The buzz throughout the session was the Pence administration was not as prepared as it could have been for a second session. Most gave the new governor a pass in 2013 when he had to build an administration, create a legislative agenda and write a $30 billion biennial budget. But this session found the administration treading in similar waters. An influential state senator told me he was approached about carrying the governor’s education agenda in December. Questions to the administration on who was carrying the governor’s package went unanswered as 2013 rolled into 2014.
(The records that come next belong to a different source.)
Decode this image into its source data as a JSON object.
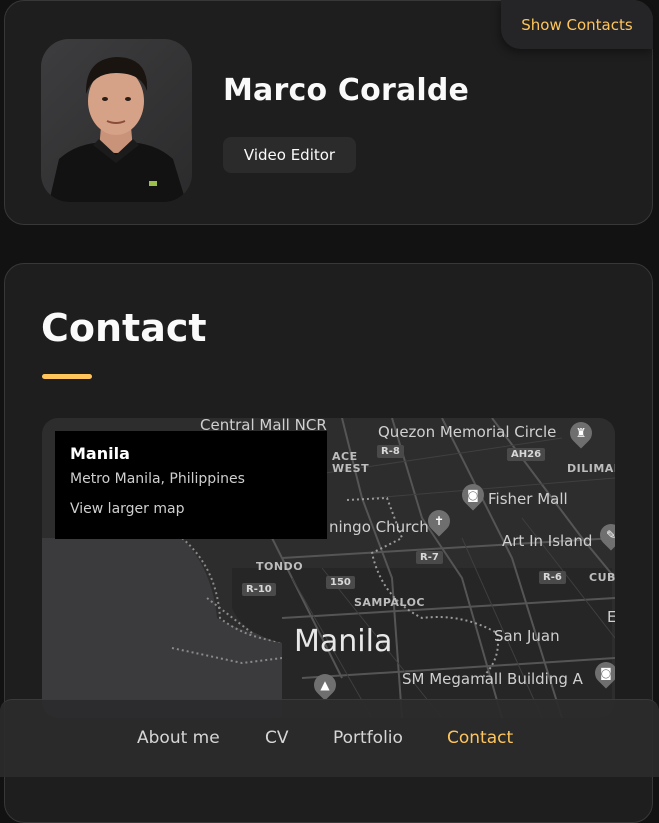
{
  "profile": {
    "name": "Marco Coralde",
    "title": "Video Editor",
    "show_contacts_label": "Show Contacts"
  },
  "contact": {
    "heading": "Contact"
  },
  "map": {
    "info": {
      "place": "Manila",
      "region": "Metro Manila, Philippines",
      "link": "View larger map"
    },
    "labels": {
      "central_mall": "Central Mall NCR",
      "quezon_circle": "Quezon Memorial Circle",
      "ace_west": "ACE",
      "west": "WEST",
      "diliman": "DILIMAN",
      "fisher_mall": "Fisher Mall",
      "church": "ningo Church",
      "art_in_island": "Art In Island",
      "tondo": "TONDO",
      "cub": "CUB",
      "sampaloc": "SAMPALOC",
      "manila": "Manila",
      "san_juan": "San Juan",
      "sm_megamall": "SM Megamall Building A",
      "e_edge": "E"
    },
    "road_badges": {
      "r8": "R-8",
      "ah26": "AH26",
      "r7": "R-7",
      "r6": "R-6",
      "r10": "R-10",
      "n150": "150"
    }
  },
  "nav": {
    "items": [
      "About me",
      "CV",
      "Portfolio",
      "Contact"
    ],
    "active": "Contact"
  },
  "colors": {
    "accent": "#ffc55a",
    "background": "#121212",
    "card": "#1e1e1f"
  }
}
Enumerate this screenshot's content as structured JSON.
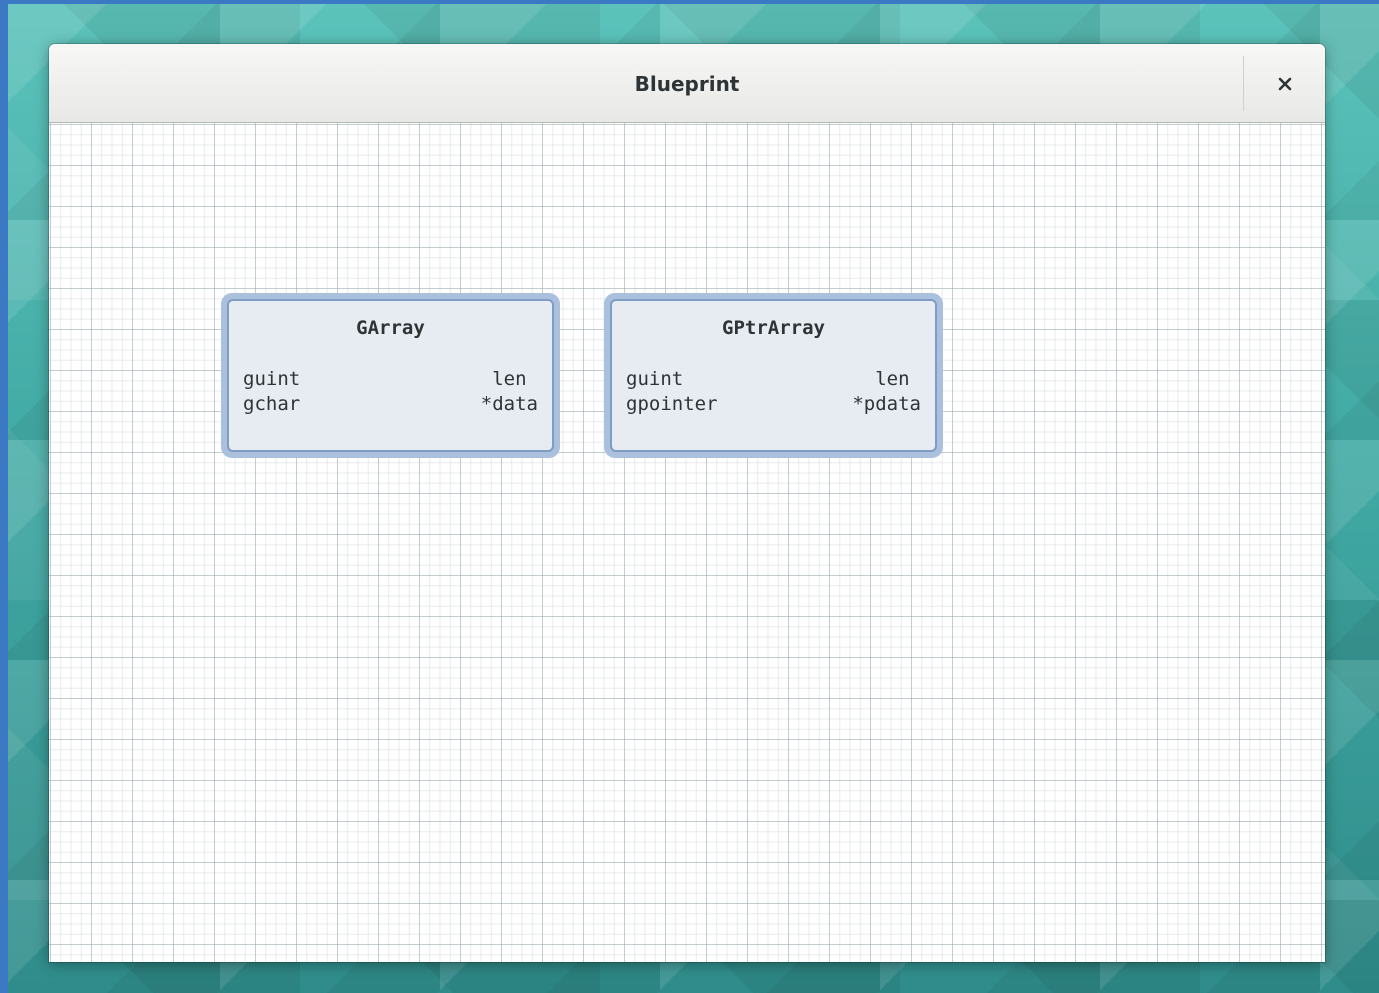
{
  "window": {
    "title": "Blueprint",
    "close_icon": "close-icon"
  },
  "structs": [
    {
      "name": "GArray",
      "fields": [
        {
          "type": "guint",
          "name": "len "
        },
        {
          "type": "gchar",
          "name": "*data"
        }
      ]
    },
    {
      "name": "GPtrArray",
      "fields": [
        {
          "type": "guint",
          "name": "len "
        },
        {
          "type": "gpointer",
          "name": "*pdata"
        }
      ]
    }
  ],
  "colors": {
    "struct_border": "#7f9cc4",
    "struct_halo": "#aac0dc",
    "struct_fill": "#e7ebf2",
    "desktop_accent": "#3e9f9a"
  }
}
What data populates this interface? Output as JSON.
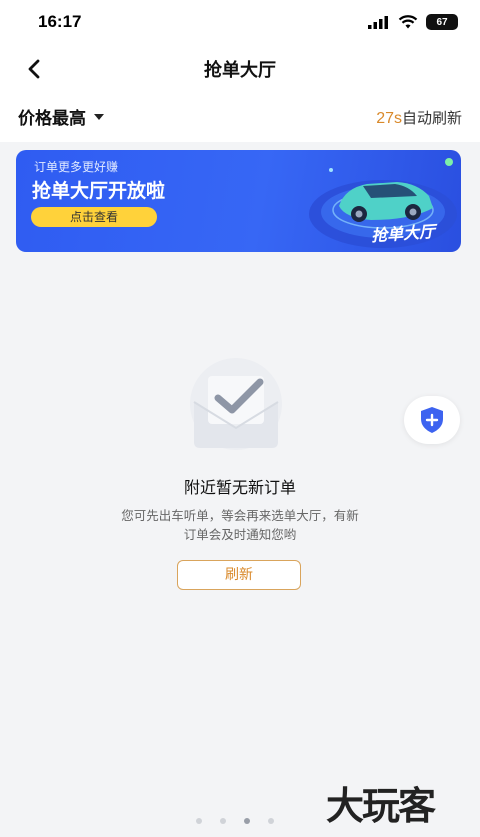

The contrast with the Daniels modus operandi is striking. Senate sources tell me Daniels’ legislative package began assemblage in late summer. It would be scored fiscally in early fall, and bill sponsors would be lined up in early to mid-fall. His legislative liaisons were conspicuous, vigorous and accessible. The Pence legislative liaisons, multiple members have told me, were late in developing legislation, unprepared for fiscal impacts, blew off meetings with legislators, gave little direction, and were largely missing in action.
Republican House Speaker Brian Bosma was asked about working with the Pence team. “The governor was very encouraging,” Bosma said. “The details were worked out by legislative leaders, but the governor was very encouraging on adoption of each of these initiatives. We kept him apprised at all times.”
So Daniels used massive amounts of political capital to push the multi-billion dollar Major Moves, and his internal polling showed his approval fell south of 40 percent (though he won re-election two years later with 58 percent of the vote). Pence pushed the important pre-K program in a non-budgetary year, with Republican fiscal leaders refusing to reopen the budget. He ended up with a five-county pilot program funded with tiny budget revisions.
His top priority — the repeal of the business personal property tax — essentially ended up in a blue ribbon study commission, while Senate Bill 1 gives counties the option to repeal the tax and larger counties the ability to provide “super abatements.” The governor emphasized the tax repeal, while Republican-dominated city and county governments resisted with the most cohesion displayed in decades. And when the dust settled, Senate President David Long was boasting about the corporate tax cut — the “linchpin” of the session’s tax policy — calling it “more important” with the potential for the “biggest dividends.”